• Work task: Every entry is to be returned as it stands, apart from the pictures.

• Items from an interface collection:
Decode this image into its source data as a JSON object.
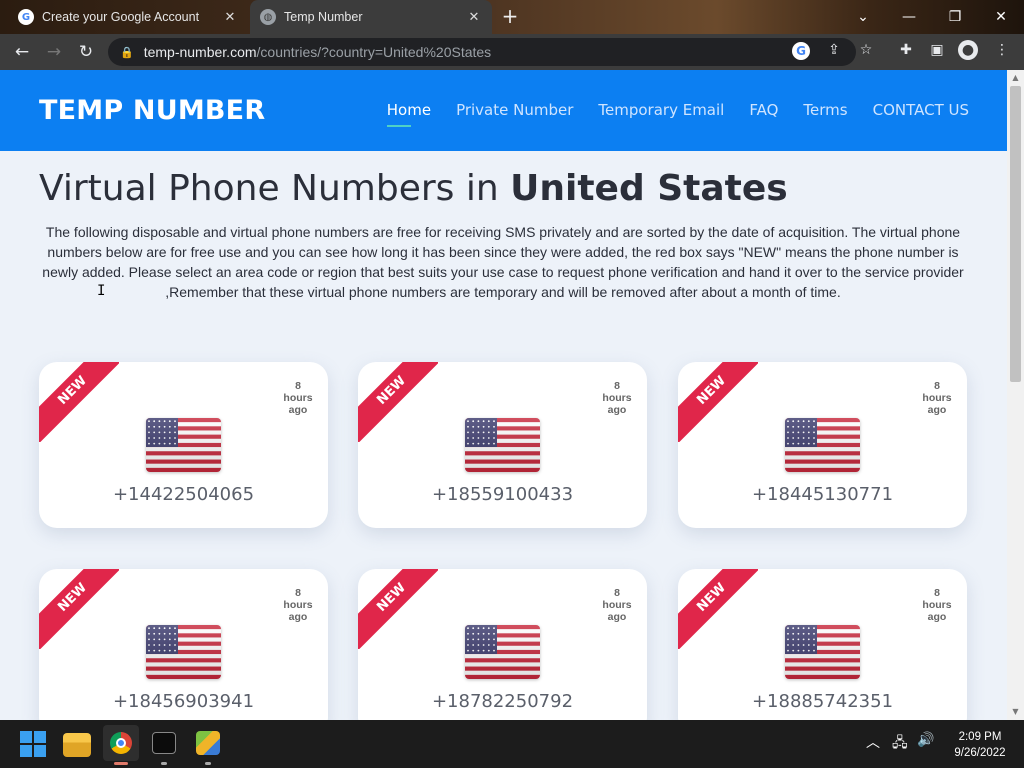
{
  "browser": {
    "tabs": [
      {
        "title": "Create your Google Account",
        "favicon": "google-icon",
        "active": false
      },
      {
        "title": "Temp Number",
        "favicon": "globe-icon",
        "active": true
      }
    ],
    "url_host": "temp-number.com",
    "url_path": "/countries/?country=United%20States"
  },
  "site": {
    "logo": "TEMP NUMBER",
    "nav": [
      {
        "label": "Home",
        "current": true
      },
      {
        "label": "Private Number",
        "current": false
      },
      {
        "label": "Temporary Email",
        "current": false
      },
      {
        "label": "FAQ",
        "current": false
      },
      {
        "label": "Terms",
        "current": false
      },
      {
        "label": "CONTACT US",
        "current": false
      }
    ],
    "title_prefix": "Virtual Phone Numbers in ",
    "title_country": "United States",
    "intro": "The following disposable and virtual phone numbers are free for receiving SMS privately and are sorted by the date of acquisition. The virtual phone numbers below are for free use and you can see how long it has been since they were added, the red box says \"NEW\" means the phone number is newly added. Please select an area code or region that best suits your use case to request phone verification and hand it over to the service provider ,Remember that these virtual phone numbers are temporary and will be removed after about a month of time."
  },
  "cards": [
    {
      "badge": "NEW",
      "age_num": "8",
      "age_unit": "hours",
      "age_suffix": "ago",
      "number": "+14422504065"
    },
    {
      "badge": "NEW",
      "age_num": "8",
      "age_unit": "hours",
      "age_suffix": "ago",
      "number": "+18559100433"
    },
    {
      "badge": "NEW",
      "age_num": "8",
      "age_unit": "hours",
      "age_suffix": "ago",
      "number": "+18445130771"
    },
    {
      "badge": "NEW",
      "age_num": "8",
      "age_unit": "hours",
      "age_suffix": "ago",
      "number": "+18456903941"
    },
    {
      "badge": "NEW",
      "age_num": "8",
      "age_unit": "hours",
      "age_suffix": "ago",
      "number": "+18782250792"
    },
    {
      "badge": "NEW",
      "age_num": "8",
      "age_unit": "hours",
      "age_suffix": "ago",
      "number": "+18885742351"
    }
  ],
  "taskbar": {
    "time": "2:09 PM",
    "date": "9/26/2022"
  },
  "colors": {
    "header_blue": "#0c7ff2",
    "ribbon_red": "#e0264a",
    "nav_underline": "#4fd1c5"
  }
}
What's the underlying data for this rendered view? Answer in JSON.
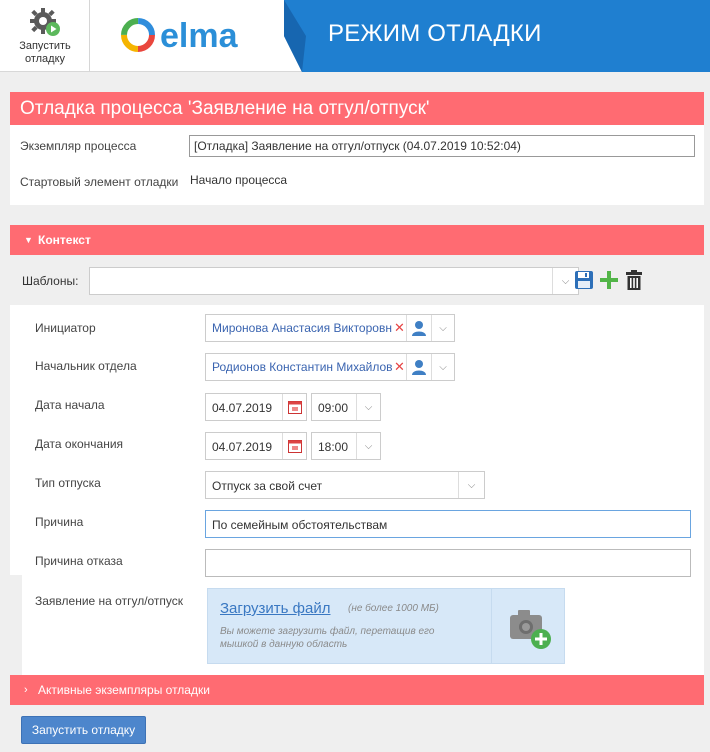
{
  "toolbar": {
    "run_debug_label": "Запустить отладку",
    "logo_text": "elma"
  },
  "banner": {
    "title": "РЕЖИМ ОТЛАДКИ"
  },
  "page": {
    "title": "Отладка процесса 'Заявление на отгул/отпуск'",
    "instance_label": "Экземпляр процесса",
    "instance_value": "[Отладка] Заявление на отгул/отпуск (04.07.2019 10:52:04)",
    "start_element_label": "Стартовый элемент отладки",
    "start_element_value": "Начало процесса"
  },
  "context": {
    "title": "Контекст",
    "templates_label": "Шаблоны:",
    "templates_value": "",
    "fields": {
      "initiator": {
        "label": "Инициатор",
        "value": "Миронова Анастасия Викторовна"
      },
      "manager": {
        "label": "Начальник отдела",
        "value": "Родионов Константин Михайлович"
      },
      "start_date": {
        "label": "Дата начала",
        "date": "04.07.2019",
        "time": "09:00"
      },
      "end_date": {
        "label": "Дата окончания",
        "date": "04.07.2019",
        "time": "18:00"
      },
      "leave_type": {
        "label": "Тип отпуска",
        "value": "Отпуск за свой счет"
      },
      "reason": {
        "label": "Причина",
        "value": "По семейным обстоятельствам"
      },
      "refusal_reason": {
        "label": "Причина отказа",
        "value": ""
      },
      "application": {
        "label": "Заявление на отгул/отпуск",
        "upload_link": "Загрузить файл",
        "upload_limit": "(не более 1000 МБ)",
        "upload_hint": "Вы можете загрузить файл, перетащив его мышкой в данную область"
      }
    }
  },
  "active_instances": {
    "title": "Активные экземпляры отладки"
  },
  "footer": {
    "run_button": "Запустить отладку"
  },
  "colors": {
    "accent": "#ff6b72",
    "banner": "#1f7fd0",
    "primary_button": "#4d86cc"
  }
}
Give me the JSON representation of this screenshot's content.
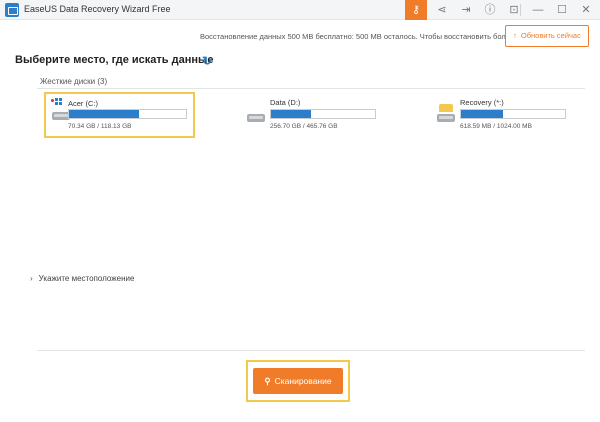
{
  "window": {
    "title": "EaseUS Data Recovery Wizard Free",
    "icons": [
      "key-icon",
      "share-icon",
      "login-icon",
      "help-icon",
      "exit-icon",
      "minimize-icon",
      "maximize-icon",
      "close-icon"
    ]
  },
  "banner": {
    "info": "Восстановление данных 500 MB бесплатно: 500 MB осталось. Чтобы восстановить больше,",
    "upgrade_label": "Обновить сейчас"
  },
  "main": {
    "title": "Выберите место, где искать данные",
    "hard_disks_label": "Жесткие диски (3)",
    "drives": [
      {
        "name": "Acer (C:)",
        "size": "70.34 GB / 118.13 GB",
        "used_fraction": 0.6
      },
      {
        "name": "Data (D:)",
        "size": "256.70 GB / 465.76 GB",
        "used_fraction": 0.38
      },
      {
        "name": "Recovery (*:)",
        "size": "618.59 MB / 1024.00 MB",
        "used_fraction": 0.4
      }
    ],
    "specify_location": "Укажите местоположение",
    "scan_label": "Сканирование"
  },
  "colors": {
    "accent": "#f07c2a",
    "highlight": "#f2c94c",
    "bar": "#2b7ec9"
  }
}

• Exercise result:
Decode this image into its source data as a JSON object.
{
  "browser": {
    "tabs": [
      {
        "title": "Create your Google Account",
        "favicon": "google-icon",
        "active": false
      },
      {
        "title": "Temp Number",
        "favicon": "globe-icon",
        "active": true
      }
    ],
    "url_host": "temp-number.com",
    "url_path": "/countries/?country=United%20States"
  },
  "site": {
    "logo": "TEMP NUMBER",
    "nav": [
      {
        "label": "Home",
        "current": true
      },
      {
        "label": "Private Number",
        "current": false
      },
      {
        "label": "Temporary Email",
        "current": false
      },
      {
        "label": "FAQ",
        "current": false
      },
      {
        "label": "Terms",
        "current": false
      },
      {
        "label": "CONTACT US",
        "current": false
      }
    ],
    "title_prefix": "Virtual Phone Numbers in ",
    "title_country": "United States",
    "intro": "The following disposable and virtual phone numbers are free for receiving SMS privately and are sorted by the date of acquisition. The virtual phone numbers below are for free use and you can see how long it has been since they were added, the red box says \"NEW\" means the phone number is newly added. Please select an area code or region that best suits your use case to request phone verification and hand it over to the service provider ,Remember that these virtual phone numbers are temporary and will be removed after about a month of time."
  },
  "cards": [
    {
      "badge": "NEW",
      "age_num": "8",
      "age_unit": "hours",
      "age_suffix": "ago",
      "number": "+14422504065"
    },
    {
      "badge": "NEW",
      "age_num": "8",
      "age_unit": "hours",
      "age_suffix": "ago",
      "number": "+18559100433"
    },
    {
      "badge": "NEW",
      "age_num": "8",
      "age_unit": "hours",
      "age_suffix": "ago",
      "number": "+18445130771"
    },
    {
      "badge": "NEW",
      "age_num": "8",
      "age_unit": "hours",
      "age_suffix": "ago",
      "number": "+18456903941"
    },
    {
      "badge": "NEW",
      "age_num": "8",
      "age_unit": "hours",
      "age_suffix": "ago",
      "number": "+18782250792"
    },
    {
      "badge": "NEW",
      "age_num": "8",
      "age_unit": "hours",
      "age_suffix": "ago",
      "number": "+18885742351"
    }
  ],
  "taskbar": {
    "time": "2:09 PM",
    "date": "9/26/2022"
  },
  "colors": {
    "header_blue": "#0c7ff2",
    "ribbon_red": "#e0264a",
    "nav_underline": "#4fd1c5"
  }
}
What's the underlying data for this rendered view? Answer in JSON.
{
  "toolbar": {
    "run_debug_label": "Запустить отладку",
    "logo_text": "elma"
  },
  "banner": {
    "title": "РЕЖИМ ОТЛАДКИ"
  },
  "page": {
    "title": "Отладка процесса 'Заявление на отгул/отпуск'",
    "instance_label": "Экземпляр процесса",
    "instance_value": "[Отладка] Заявление на отгул/отпуск (04.07.2019 10:52:04)",
    "start_element_label": "Стартовый элемент отладки",
    "start_element_value": "Начало процесса"
  },
  "context": {
    "title": "Контекст",
    "templates_label": "Шаблоны:",
    "templates_value": "",
    "fields": {
      "initiator": {
        "label": "Инициатор",
        "value": "Миронова Анастасия Викторовна"
      },
      "manager": {
        "label": "Начальник отдела",
        "value": "Родионов Константин Михайлович"
      },
      "start_date": {
        "label": "Дата начала",
        "date": "04.07.2019",
        "time": "09:00"
      },
      "end_date": {
        "label": "Дата окончания",
        "date": "04.07.2019",
        "time": "18:00"
      },
      "leave_type": {
        "label": "Тип отпуска",
        "value": "Отпуск за свой счет"
      },
      "reason": {
        "label": "Причина",
        "value": "По семейным обстоятельствам"
      },
      "refusal_reason": {
        "label": "Причина отказа",
        "value": ""
      },
      "application": {
        "label": "Заявление на отгул/отпуск",
        "upload_link": "Загрузить файл",
        "upload_limit": "(не более 1000 МБ)",
        "upload_hint": "Вы можете загрузить файл, перетащив его мышкой в данную область"
      }
    }
  },
  "active_instances": {
    "title": "Активные экземпляры отладки"
  },
  "footer": {
    "run_button": "Запустить отладку"
  },
  "colors": {
    "accent": "#ff6b72",
    "banner": "#1f7fd0",
    "primary_button": "#4d86cc"
  }
}
Give me the JSON representation of this screenshot's content.
{
  "window": {
    "title": "EaseUS Data Recovery Wizard Free",
    "icons": [
      "key-icon",
      "share-icon",
      "login-icon",
      "help-icon",
      "exit-icon",
      "minimize-icon",
      "maximize-icon",
      "close-icon"
    ]
  },
  "banner": {
    "info": "Восстановление данных 500 MB бесплатно: 500 MB осталось. Чтобы восстановить больше,",
    "upgrade_label": "Обновить сейчас"
  },
  "main": {
    "title": "Выберите место, где искать данные",
    "hard_disks_label": "Жесткие диски (3)",
    "drives": [
      {
        "name": "Acer (C:)",
        "size": "70.34 GB / 118.13 GB",
        "used_fraction": 0.6
      },
      {
        "name": "Data (D:)",
        "size": "256.70 GB / 465.76 GB",
        "used_fraction": 0.38
      },
      {
        "name": "Recovery (*:)",
        "size": "618.59 MB / 1024.00 MB",
        "used_fraction": 0.4
      }
    ],
    "specify_location": "Укажите местоположение",
    "scan_label": "Сканирование"
  },
  "colors": {
    "accent": "#f07c2a",
    "highlight": "#f2c94c",
    "bar": "#2b7ec9"
  }
}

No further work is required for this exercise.